  • Due to being high as a kite while doing it, Carrie Fisher had no memory of taking part in The Star Wars Holiday Special. Similarly, Harrison Ford claimed the same during his interview with Conan O'Brien and appeared to be completely baffled when shown a clip of the special.
  • Likewise, David Bowie's cocaine addiction was so bad during The '70s that he retained little to no memory of recording his album Station to Station.
  • Michael Caine has a story about being Peter O'Toole's understudy during the run of a play called "The Long And The Short And The Tall" - they went out drinking after the last show on Saturday... and the next thing he knew, he was waking up, fully clothed, next to O'Toole in a strange bed, in the house of two women that neither of them knew, at seven in the evening on Monday, with no recollection of Sunday at all. They also later found out that they had been banned from a local restaurant and had no idea why, but apparently O'Toole convinced Caine that there were some things they were better off not knowing. It may not be a coincidence that Caine once said that "The best research for playing a drunk is being a British actor for twenty years."
  • In a darker example, Mick Foley does not remember the second half of his (in)famous Hell in A Cell match with The Undertaker due to the injuries suffered in that match.
  • There are several rare John/Jane Doe cases where the Doe in question is found alive with little to no memory of their previous life. Unlike in TV these cases involve a lot less fun mystery and a lot more homelessness and paperwork headaches. The most famous of these cases is probably Benjamin Kyle, who was identified in 2015 as William Burgess Powell.
  • Epileptics can sometimes remember up to the very moment the seizure begins, then have a blank during the seizure and for several minutes after. For example, they may not remember such acts as standing up from being trapped in a corner, or even painful actions such as having a nail snapped back into place. Sometimes the only reason an epileptic knows they have had a seizure may be because of these suspicious blanks in their memories.
    • A standard part of most First Aid courses is the warning that, when dealing with someone who has just had a seizure or is otherwise visibly regaining consciousness, you should stay out of arm's reach while talking to them, as a not-unreasonable assumption for someone who has just regained consciousness to find a stranger looming over them is that they have just been mugged by said person, particularly if they've never had a full seizure before (or if their unconsciousness was alcohol- or drug-related).
  • Combined with Implausible Deniability at a number of American Congressional hearings. Refusing to answer or being caught lying can have serious consequences, but it's more difficult to prove someone doesn't remember something. Consequently a number of to-remain-nameless officials over the years have gone before Congress and the nation and mysteriously forgotten what should be quite memorable actions, people they've met, things they've talked about, and policies of their own department. In some instances these performances would, if taken at face value, raise serious concerns about the mental competence of the individuals in question.
  • For the most part, this trope occurring due to psychological trauma is NOT Truth in Television, unless said trauma was accompanied by a head injury. Indeed, people with PTSD and the like usually suffer just the opposite problem: being completely unable to ever forget the horrible things that happened to them.

 
Feedback

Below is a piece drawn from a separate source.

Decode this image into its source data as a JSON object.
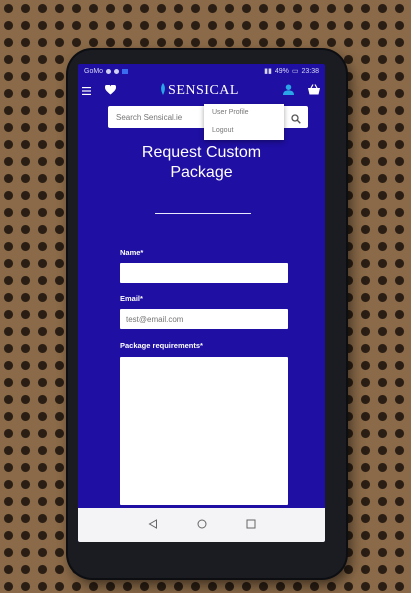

Video Example(s):

Alternative Title(s): Mind Wipe

Top

Grandfather's defeat

After Sector V hits Grandfather with the Moonbase (which barely scratches the villain), Monty gives Nigel the signal to decommission both him and Grandfather, who declares Numbuh 0 out of his will. This restores both of the last two to their normal selves, frees everyone from their Senior Citi-zombie states, turns all the tapioca factories back into KND treehouses, and undoes all of Grandfather's changes to the planet.

How well does it match the trope?

5 (10 votes)

Example of:

Main / WorldHealingWave

Media sources:

Report